    • Oystercatchers are major predators of roseate tern eggs. The effect of their predation is difficult to assess because oystercatchers carry the eggs outside the nesting colony and away from the defending parent roseate terns.
    • Adult roseate terns are sometimes found dead for unknown reasons; often related to predation, diseases, or malnourishment.
    • Religious items fund at roseate tern colony:
      Human activities in proximity to roseate tern colonies, and visitation to breeding colonies, are a significant source of disturbance to breeding terns.
    • Service biologists, assisted by volunteers and personnel from the Virgin Islands Department of Planning and Natural Resources, have conducted population assessments of the Puerto Rico and Virgin Islands roseate tern populations since 1990.
    • Eggs and chicks are hard to find as they blend with their surroundings. The team walks in line formation to maximize coverage of nests surveyed.
    • Volunteers hold and transport roseate tern fledglings in boxes before weighing and banding the birds.
    • Survey teams carefully set traps on top of nests to trap adult roseate terns as they return to incubate the eggs. The team quickly retrieve, measure, and band the birds before releasing them.
    • A metal band with a unique number, placed on the leg of roseate terns, allows scientists to identify individual roseate terns.
    • Color bands are placed on the leg of adult roseate terns using a modified metal spoon.

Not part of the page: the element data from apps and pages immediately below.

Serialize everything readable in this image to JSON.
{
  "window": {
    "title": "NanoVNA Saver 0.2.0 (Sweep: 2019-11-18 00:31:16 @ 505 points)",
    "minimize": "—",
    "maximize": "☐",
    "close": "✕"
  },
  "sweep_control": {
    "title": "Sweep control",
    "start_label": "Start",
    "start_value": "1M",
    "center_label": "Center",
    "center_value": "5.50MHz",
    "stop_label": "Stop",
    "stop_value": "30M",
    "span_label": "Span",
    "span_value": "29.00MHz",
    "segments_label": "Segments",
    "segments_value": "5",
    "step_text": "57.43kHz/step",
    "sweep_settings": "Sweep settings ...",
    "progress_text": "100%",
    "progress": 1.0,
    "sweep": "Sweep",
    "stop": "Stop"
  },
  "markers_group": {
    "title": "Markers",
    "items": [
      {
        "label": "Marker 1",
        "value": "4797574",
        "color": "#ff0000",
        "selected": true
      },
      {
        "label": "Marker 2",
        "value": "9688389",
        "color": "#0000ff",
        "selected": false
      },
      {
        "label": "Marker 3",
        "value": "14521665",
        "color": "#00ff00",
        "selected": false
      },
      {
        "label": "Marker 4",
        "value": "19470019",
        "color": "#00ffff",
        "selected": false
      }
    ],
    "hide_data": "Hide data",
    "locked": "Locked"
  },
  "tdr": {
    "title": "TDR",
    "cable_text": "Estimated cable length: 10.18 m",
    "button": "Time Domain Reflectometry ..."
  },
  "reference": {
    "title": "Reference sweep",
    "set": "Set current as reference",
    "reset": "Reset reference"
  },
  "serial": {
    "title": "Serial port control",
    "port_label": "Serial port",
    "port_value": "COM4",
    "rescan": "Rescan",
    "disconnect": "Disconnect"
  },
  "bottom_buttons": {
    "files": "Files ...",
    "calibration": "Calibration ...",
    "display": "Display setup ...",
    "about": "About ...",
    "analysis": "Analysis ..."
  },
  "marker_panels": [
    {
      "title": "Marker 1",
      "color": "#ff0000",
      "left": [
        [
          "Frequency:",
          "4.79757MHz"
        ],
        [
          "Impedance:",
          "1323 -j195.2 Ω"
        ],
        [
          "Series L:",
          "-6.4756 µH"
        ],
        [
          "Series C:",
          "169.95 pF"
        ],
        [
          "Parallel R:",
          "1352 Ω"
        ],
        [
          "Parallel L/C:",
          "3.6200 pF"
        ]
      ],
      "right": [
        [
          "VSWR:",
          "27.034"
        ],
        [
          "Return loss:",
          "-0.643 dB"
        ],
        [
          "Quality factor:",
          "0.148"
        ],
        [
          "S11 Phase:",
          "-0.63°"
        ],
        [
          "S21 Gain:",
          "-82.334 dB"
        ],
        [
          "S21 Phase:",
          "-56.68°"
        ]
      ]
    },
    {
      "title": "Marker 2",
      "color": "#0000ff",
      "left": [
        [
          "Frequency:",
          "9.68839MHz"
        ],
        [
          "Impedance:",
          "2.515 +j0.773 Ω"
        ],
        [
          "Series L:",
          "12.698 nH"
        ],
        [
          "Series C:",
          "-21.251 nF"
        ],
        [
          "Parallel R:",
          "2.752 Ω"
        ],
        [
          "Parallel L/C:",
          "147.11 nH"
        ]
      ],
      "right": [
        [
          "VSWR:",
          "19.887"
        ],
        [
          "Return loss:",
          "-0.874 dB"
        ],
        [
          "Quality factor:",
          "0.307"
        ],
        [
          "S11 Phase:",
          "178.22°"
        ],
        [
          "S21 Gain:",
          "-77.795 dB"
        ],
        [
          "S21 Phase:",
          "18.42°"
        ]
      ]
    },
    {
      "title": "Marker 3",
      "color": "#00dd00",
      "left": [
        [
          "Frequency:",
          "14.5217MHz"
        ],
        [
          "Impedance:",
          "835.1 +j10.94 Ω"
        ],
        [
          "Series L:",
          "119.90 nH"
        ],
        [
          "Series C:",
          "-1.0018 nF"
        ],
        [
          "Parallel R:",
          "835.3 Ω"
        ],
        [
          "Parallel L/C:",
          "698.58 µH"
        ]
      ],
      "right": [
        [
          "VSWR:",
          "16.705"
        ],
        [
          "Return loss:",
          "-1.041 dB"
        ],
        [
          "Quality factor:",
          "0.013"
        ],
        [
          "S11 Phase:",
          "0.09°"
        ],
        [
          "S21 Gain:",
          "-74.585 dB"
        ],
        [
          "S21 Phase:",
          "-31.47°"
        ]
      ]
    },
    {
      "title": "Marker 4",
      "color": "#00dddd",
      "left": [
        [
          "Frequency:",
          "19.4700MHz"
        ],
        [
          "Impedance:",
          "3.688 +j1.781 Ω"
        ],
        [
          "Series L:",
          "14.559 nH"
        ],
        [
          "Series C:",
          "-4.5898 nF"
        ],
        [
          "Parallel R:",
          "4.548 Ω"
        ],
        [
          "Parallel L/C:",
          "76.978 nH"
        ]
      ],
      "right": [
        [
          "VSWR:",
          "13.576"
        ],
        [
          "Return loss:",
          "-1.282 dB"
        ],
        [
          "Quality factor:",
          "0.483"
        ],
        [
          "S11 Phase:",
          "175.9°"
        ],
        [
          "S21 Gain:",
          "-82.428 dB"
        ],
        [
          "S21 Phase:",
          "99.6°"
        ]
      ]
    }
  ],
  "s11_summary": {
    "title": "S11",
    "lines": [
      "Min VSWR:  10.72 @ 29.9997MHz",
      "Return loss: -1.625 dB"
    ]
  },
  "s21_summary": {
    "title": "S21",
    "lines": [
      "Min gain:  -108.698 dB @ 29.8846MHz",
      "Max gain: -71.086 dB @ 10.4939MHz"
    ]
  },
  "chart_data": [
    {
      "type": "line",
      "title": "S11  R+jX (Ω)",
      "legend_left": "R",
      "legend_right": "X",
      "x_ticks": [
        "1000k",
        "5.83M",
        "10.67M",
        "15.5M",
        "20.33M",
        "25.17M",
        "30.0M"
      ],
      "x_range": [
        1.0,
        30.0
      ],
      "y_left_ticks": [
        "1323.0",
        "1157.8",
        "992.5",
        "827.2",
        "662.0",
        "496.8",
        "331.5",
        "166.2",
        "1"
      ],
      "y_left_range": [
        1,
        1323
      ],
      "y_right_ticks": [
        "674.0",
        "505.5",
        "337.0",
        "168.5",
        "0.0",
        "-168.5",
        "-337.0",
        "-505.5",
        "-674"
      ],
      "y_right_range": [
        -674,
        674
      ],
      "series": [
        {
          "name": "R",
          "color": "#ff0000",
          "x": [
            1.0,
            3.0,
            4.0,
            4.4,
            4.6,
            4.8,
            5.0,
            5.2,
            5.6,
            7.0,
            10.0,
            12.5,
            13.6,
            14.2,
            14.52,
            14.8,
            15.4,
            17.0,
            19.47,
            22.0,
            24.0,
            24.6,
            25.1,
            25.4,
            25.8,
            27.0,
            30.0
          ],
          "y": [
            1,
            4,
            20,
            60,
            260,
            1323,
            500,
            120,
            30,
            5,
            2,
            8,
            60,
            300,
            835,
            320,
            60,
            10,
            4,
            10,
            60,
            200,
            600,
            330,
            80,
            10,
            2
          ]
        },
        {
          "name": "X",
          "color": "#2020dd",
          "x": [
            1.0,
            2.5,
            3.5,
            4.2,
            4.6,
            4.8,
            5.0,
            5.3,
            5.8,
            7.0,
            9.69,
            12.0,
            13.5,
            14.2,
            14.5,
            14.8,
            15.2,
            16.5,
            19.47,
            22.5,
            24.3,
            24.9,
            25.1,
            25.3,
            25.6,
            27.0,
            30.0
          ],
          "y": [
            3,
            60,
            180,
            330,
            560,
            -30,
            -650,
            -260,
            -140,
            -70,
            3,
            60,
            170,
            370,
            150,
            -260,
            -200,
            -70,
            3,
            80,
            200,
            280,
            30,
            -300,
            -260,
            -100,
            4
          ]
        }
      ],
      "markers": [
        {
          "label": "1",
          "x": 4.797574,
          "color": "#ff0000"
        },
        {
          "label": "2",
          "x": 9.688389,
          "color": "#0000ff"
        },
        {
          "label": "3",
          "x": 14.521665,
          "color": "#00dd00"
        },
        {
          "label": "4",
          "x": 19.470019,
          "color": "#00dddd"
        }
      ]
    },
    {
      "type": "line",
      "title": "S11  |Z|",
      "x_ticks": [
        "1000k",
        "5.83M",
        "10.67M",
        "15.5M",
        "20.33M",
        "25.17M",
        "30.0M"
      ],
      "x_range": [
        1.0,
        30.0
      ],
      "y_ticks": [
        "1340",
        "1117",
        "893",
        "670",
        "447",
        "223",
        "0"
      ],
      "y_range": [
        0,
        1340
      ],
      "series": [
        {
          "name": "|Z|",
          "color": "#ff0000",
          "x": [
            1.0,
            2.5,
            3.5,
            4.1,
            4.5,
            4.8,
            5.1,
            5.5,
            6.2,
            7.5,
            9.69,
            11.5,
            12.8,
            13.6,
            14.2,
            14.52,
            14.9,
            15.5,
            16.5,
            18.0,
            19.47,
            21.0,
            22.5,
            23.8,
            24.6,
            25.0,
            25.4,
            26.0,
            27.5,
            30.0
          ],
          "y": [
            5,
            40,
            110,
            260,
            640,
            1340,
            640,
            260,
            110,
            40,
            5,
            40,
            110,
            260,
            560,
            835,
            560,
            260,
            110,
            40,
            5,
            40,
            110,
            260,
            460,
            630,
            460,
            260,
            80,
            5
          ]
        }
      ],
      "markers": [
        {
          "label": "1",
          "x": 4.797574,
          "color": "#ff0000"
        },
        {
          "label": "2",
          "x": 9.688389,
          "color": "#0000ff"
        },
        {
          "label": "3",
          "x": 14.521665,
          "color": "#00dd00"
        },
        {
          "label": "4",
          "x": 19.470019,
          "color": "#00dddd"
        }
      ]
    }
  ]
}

    • Adult roseate terns are banded to track survivorship and migration.
    • Roseate Tern census team 2007
    • Be a friend of the roseate tern
      Avoid visiting areas where roseate terns are nesting; usually between May to late July.
      Do not step on eggs.
      Do not accept or buy roseate tern eggs, or items made of roseate tern parts.
      Call 787-851-7297 to report sightings of dead or live roseate terns and colony locations. Note if the birds have metal or colored bands on the legs, which identify locations where the birds were banded.
    • Photos
      Dr. Jorge E. Saliva, USFWS
      RafyRodríguez
      Mike Morel
      Written by Lilibeth Serrano and Dr. Jorge E. Saliva.